Data records: Begin
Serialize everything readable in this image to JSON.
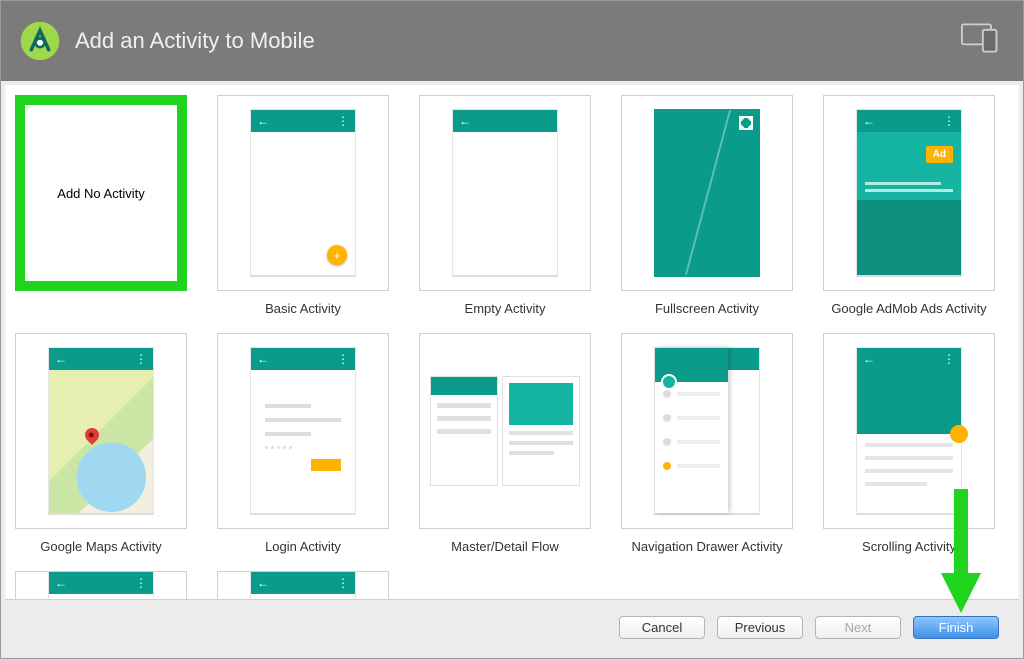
{
  "header": {
    "title": "Add an Activity to Mobile"
  },
  "tiles": [
    {
      "label": "",
      "inside": "Add No Activity",
      "type": "blank",
      "selected": true
    },
    {
      "label": "Basic Activity",
      "type": "basic"
    },
    {
      "label": "Empty Activity",
      "type": "empty"
    },
    {
      "label": "Fullscreen Activity",
      "type": "fullscreen"
    },
    {
      "label": "Google AdMob Ads Activity",
      "type": "admob"
    },
    {
      "label": "Google Maps Activity",
      "type": "maps"
    },
    {
      "label": "Login Activity",
      "type": "login"
    },
    {
      "label": "Master/Detail Flow",
      "type": "md"
    },
    {
      "label": "Navigation Drawer Activity",
      "type": "nav"
    },
    {
      "label": "Scrolling Activity",
      "type": "scroll"
    },
    {
      "label": "",
      "type": "cut"
    },
    {
      "label": "",
      "type": "cut"
    }
  ],
  "buttons": {
    "cancel": "Cancel",
    "previous": "Previous",
    "next": "Next",
    "finish": "Finish"
  }
}
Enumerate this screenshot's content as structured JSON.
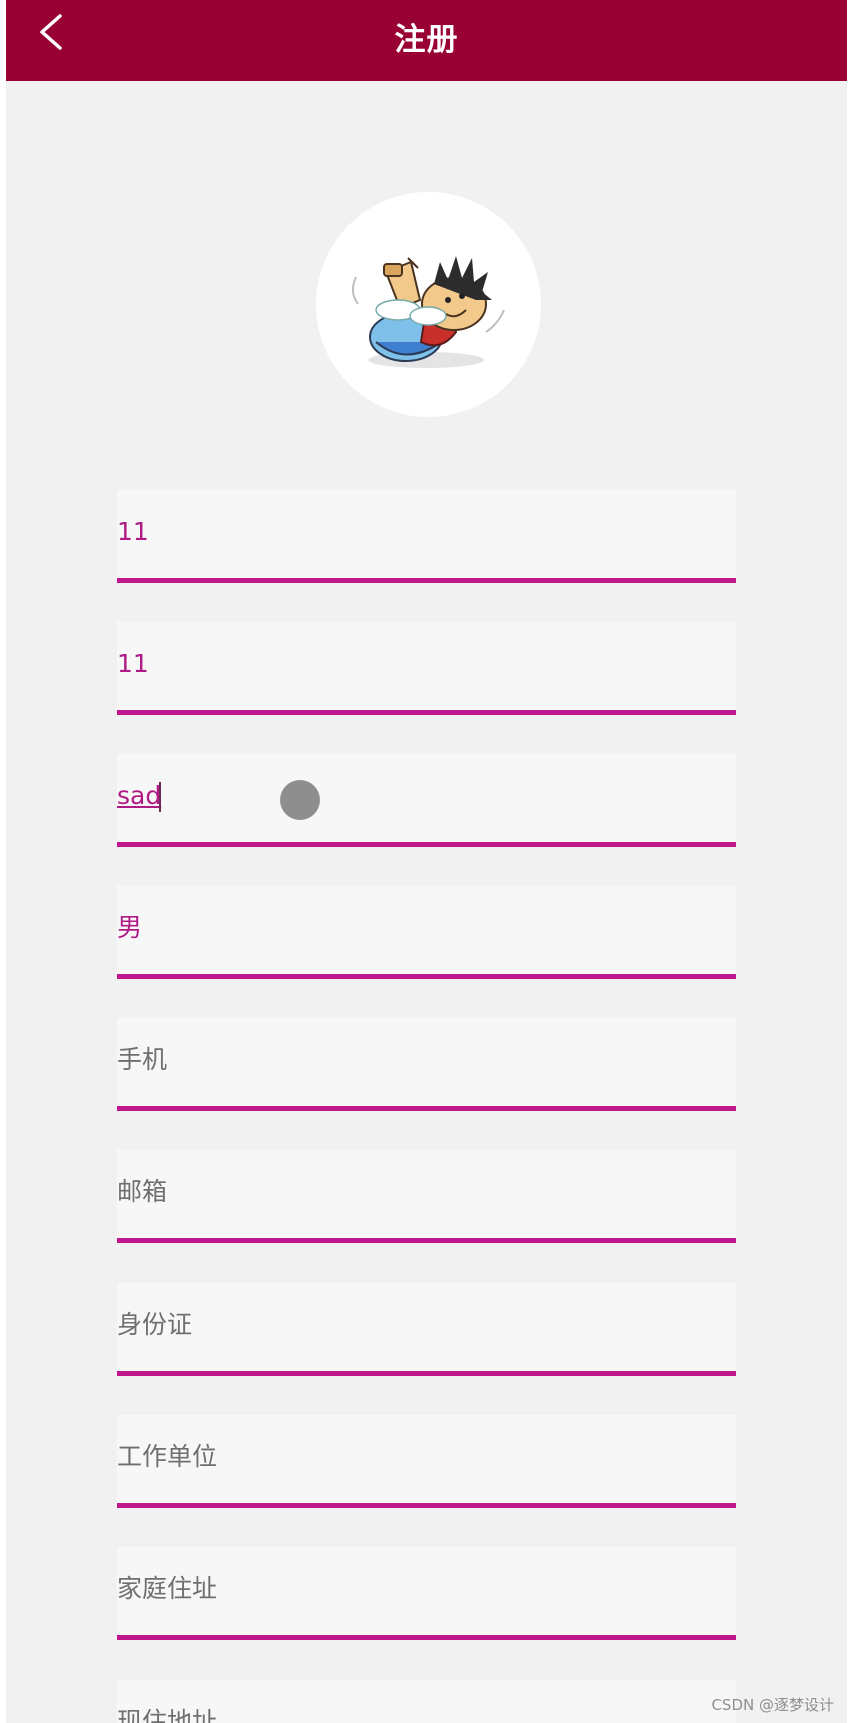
{
  "header": {
    "title": "注册",
    "back_icon": "chevron-left-icon",
    "background_color": "#990033"
  },
  "avatar": {
    "description_icon": "avatar-cartoon-icon"
  },
  "form": {
    "fields": [
      {
        "name": "username",
        "value": "11",
        "placeholder": ""
      },
      {
        "name": "password",
        "value": "11",
        "placeholder": ""
      },
      {
        "name": "real-name",
        "value": "sad",
        "placeholder": ""
      },
      {
        "name": "gender",
        "value": "男",
        "placeholder": ""
      },
      {
        "name": "phone",
        "value": "",
        "placeholder": "手机"
      },
      {
        "name": "email",
        "value": "",
        "placeholder": "邮箱"
      },
      {
        "name": "id-card",
        "value": "",
        "placeholder": "身份证"
      },
      {
        "name": "workplace",
        "value": "",
        "placeholder": "工作单位"
      },
      {
        "name": "home-address",
        "value": "",
        "placeholder": "家庭住址"
      },
      {
        "name": "current-address",
        "value": "",
        "placeholder": "现住地址"
      }
    ],
    "accent_color": "#c0188c",
    "value_color": "#b01a86"
  },
  "watermark": "CSDN @逐梦设计"
}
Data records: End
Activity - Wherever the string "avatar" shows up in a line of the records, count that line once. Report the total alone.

Answer section - 2